Oh Lord, give me a pure heart and a pure mind. May I see Your grace for what it truly is, amazing. As I live each day in Your grace, produce grace in me for others. Help me to walk in humility. As one forgiven, may my gratitude for Your grace change my attitude toward those around me who also are in need of Your grace. Amen.
From Bunyan’s The Acceptable Sacrifice
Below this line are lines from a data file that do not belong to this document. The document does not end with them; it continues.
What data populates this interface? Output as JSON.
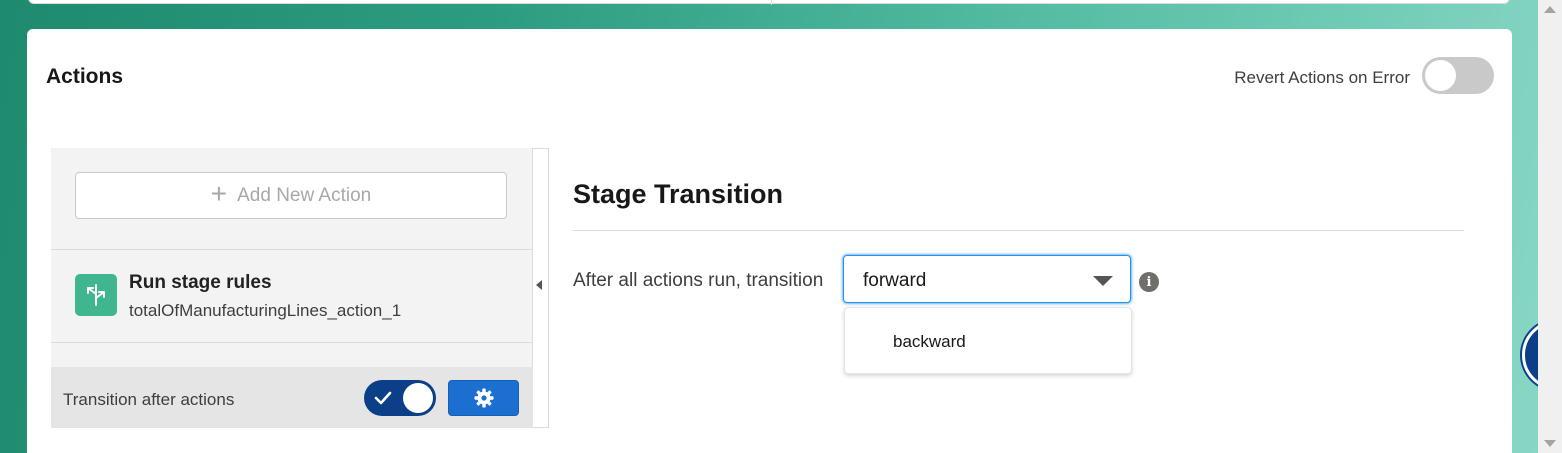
{
  "actions_card": {
    "title": "Actions",
    "revert_label": "Revert Actions on Error",
    "revert_toggle": "off"
  },
  "left_panel": {
    "add_button_label": "Add New Action",
    "action_item": {
      "title": "Run stage rules",
      "subtitle": "totalOfManufacturingLines_action_1",
      "icon": "branch-icon"
    },
    "footer": {
      "label": "Transition after actions",
      "toggle": "on"
    }
  },
  "stage_transition": {
    "title": "Stage Transition",
    "label": "After all actions run, transition",
    "selected_value": "forward",
    "options": [
      "backward"
    ]
  },
  "colors": {
    "toggle_on": "#0b3f88",
    "gear_button": "#1b6fd1",
    "action_icon_bg": "#3fb68f"
  }
}
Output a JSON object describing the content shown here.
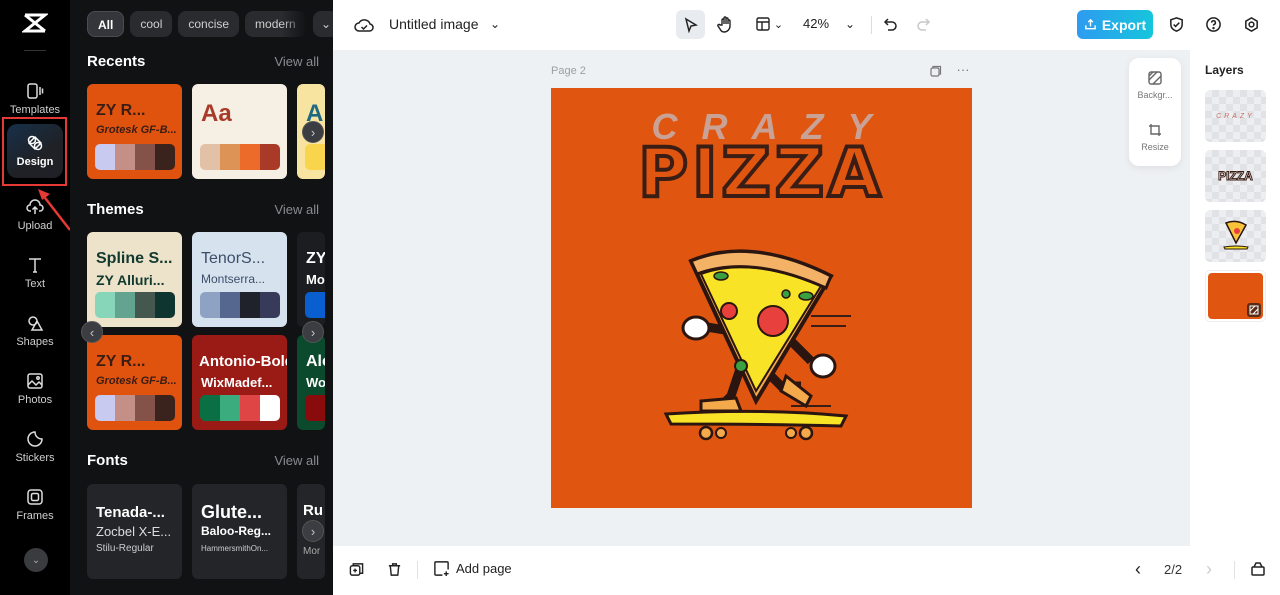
{
  "rail": {
    "items": [
      {
        "label": "Templates",
        "icon": "templates-icon"
      },
      {
        "label": "Design",
        "icon": "design-icon",
        "active": true
      },
      {
        "label": "Upload",
        "icon": "upload-icon"
      },
      {
        "label": "Text",
        "icon": "text-icon"
      },
      {
        "label": "Shapes",
        "icon": "shapes-icon"
      },
      {
        "label": "Photos",
        "icon": "photos-icon"
      },
      {
        "label": "Stickers",
        "icon": "stickers-icon"
      },
      {
        "label": "Frames",
        "icon": "frames-icon"
      }
    ]
  },
  "panel": {
    "chips": [
      "All",
      "cool",
      "concise",
      "modern"
    ],
    "recents": {
      "title": "Recents",
      "view_all": "View all",
      "cards": [
        {
          "t1": "ZY R...",
          "t2": "Grotesk GF-B...",
          "bg": "#e0530f",
          "fg": "#3a1d14",
          "palette": [
            "#c8cbef",
            "#c48f86",
            "#85524a",
            "#3a231d"
          ]
        },
        {
          "t1": "Aa",
          "bg": "#f5efe4",
          "fg": "#a83a2a",
          "palette": [
            "#e2c1a6",
            "#dd9256",
            "#ec6a2a",
            "#a93a27"
          ]
        },
        {
          "t1": "A",
          "bg": "#f8e4a1",
          "fg": "#1e6a84",
          "palette": [
            "#f9d44d"
          ]
        }
      ]
    },
    "themes": {
      "title": "Themes",
      "view_all": "View all",
      "cards": [
        {
          "t1": "Spline S...",
          "t2": "ZY Alluri...",
          "bg": "#ede3cb",
          "fg": "#12392f",
          "palette": [
            "#88d6b9",
            "#62a48f",
            "#45584f",
            "#0f3531"
          ]
        },
        {
          "t1": "TenorS...",
          "t2": "Montserra...",
          "bg": "#d6e3ef",
          "fg": "#3d4e6b",
          "palette": [
            "#8ea3c4",
            "#56678f",
            "#20222b",
            "#383a5a"
          ]
        },
        {
          "t1": "ZY",
          "t2": "Mo",
          "bg": "#1b1d20",
          "fg": "#ffffff",
          "palette": [
            "#0a5fd0"
          ]
        },
        {
          "t1": "ZY R...",
          "t2": "Grotesk GF-B...",
          "bg": "#e0530f",
          "fg": "#3a1d14",
          "palette": [
            "#c8cbef",
            "#c48f86",
            "#85524a",
            "#3a231d"
          ]
        },
        {
          "t1": "Antonio-Bold",
          "t2": "WixMadef...",
          "bg": "#9a1b16",
          "fg": "#ffffff",
          "palette": [
            "#0b6f44",
            "#3bac7e",
            "#e04546",
            "#ffffff"
          ]
        },
        {
          "t1": "Ale",
          "t2": "Wo",
          "bg": "#0c4a2e",
          "fg": "#ffffff",
          "palette": [
            "#8a0b0b"
          ]
        }
      ]
    },
    "fonts": {
      "title": "Fonts",
      "view_all": "View all",
      "cards": [
        {
          "t1": "Tenada-...",
          "t2": "Zocbel X-E...",
          "t3": "Stilu-Regular"
        },
        {
          "t1": "Glute...",
          "t2": "Baloo-Reg...",
          "t3": "HammersmithOn..."
        },
        {
          "t1": "Ru",
          "t3": "Mor"
        }
      ]
    }
  },
  "topbar": {
    "title": "Untitled image",
    "zoom": "42%",
    "export_label": "Export"
  },
  "canvas": {
    "page_label": "Page 2",
    "artboard_bg": "#e05610",
    "crazy_text": "CRAZY",
    "pizza_text": "PIZZA"
  },
  "float_tools": {
    "background_label": "Backgr...",
    "resize_label": "Resize"
  },
  "layers": {
    "title": "Layers",
    "items": [
      "CRAZY text layer",
      "PIZZA text layer",
      "pizza illustration layer",
      "background layer"
    ]
  },
  "bottombar": {
    "add_page": "Add page",
    "page_indicator": "2/2"
  },
  "colors": {
    "accent_red": "#e53935",
    "export_start": "#2e9bf0",
    "export_end": "#16c5dc"
  }
}
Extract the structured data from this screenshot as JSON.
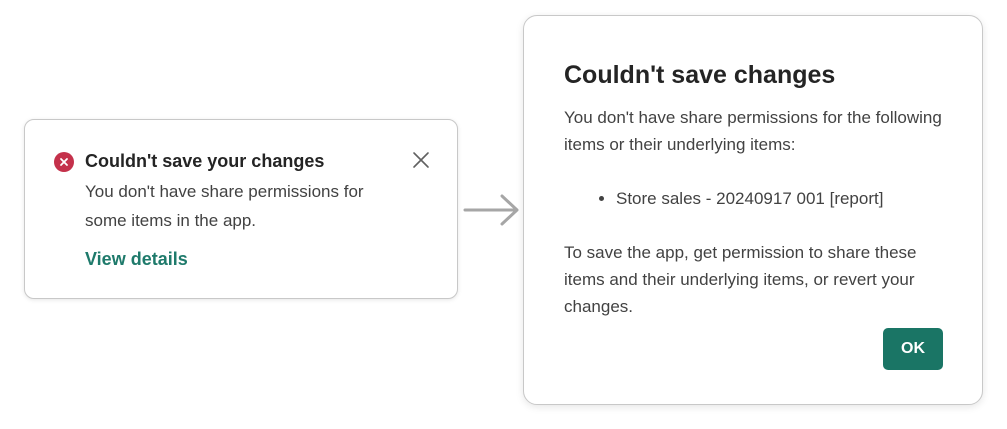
{
  "colors": {
    "error_red": "#c4314b",
    "link_teal": "#1e7a6b",
    "primary_button": "#1a7565",
    "arrow_gray": "#a6a6a6"
  },
  "toast": {
    "status_icon": "error-circle-icon",
    "title": "Couldn't save your changes",
    "message": "You don't have share permissions for some items in the app.",
    "close_icon": "close-icon",
    "link_label": "View details"
  },
  "arrow_icon": "right-arrow-icon",
  "dialog": {
    "title": "Couldn't save changes",
    "intro": "You don't have share permissions for the following items or their underlying items:",
    "items": [
      "Store sales - 20240917 001 [report]"
    ],
    "footer_text": "To save the app, get permission to share these items and their underlying items, or revert your changes.",
    "ok_label": "OK"
  }
}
The broken-hearted man is a man that sees himself as spiritually poor. Therefore, as humble and contrite, so poor and contrite are put together in the Word. 'But to this man will I look, even to him that is poor, and of a contrite spirit' (Isa 66:1, 2). And here we still pursue our metaphor. A wounded man, a man with broken bones, concludes his condition to be very poor. Ask him how he does, and he answers, 'Truly, neighbors, in a very poor condition!' Also you have the spiritual poverty of such as have their hearts broken, and that have been of contrite spirits, much made mention of in the Word. And they go by two names to distinguish them from others. They are called poor, that is, God's poor; they are also called 'the poor in spirit' (Psa 72:2, 74:19; Matt 5:3). Now, the man that is poor in his own eyes, of him we now discourse, and the broken-hearted is such a one, is sensible of his needs. He knows he cannot help himself, and therefore is forced to be content to live by the charity of others. Thus it is in nature, thus it is in grace. The broken-hearted now knows his needs, and he knew it not till now. As he that has a broken bone, knew no want of a bone-setter till he knew his bone was broken. His broken bone makes him know it; his pain and anguish makes him know it; and thus it is in the spiritual realm. Now he sees to be poor is to want the sense of the favor of God; for his great pain is a sense of wrath. And the voice of joy would heal his broken bones (Psa 51:8).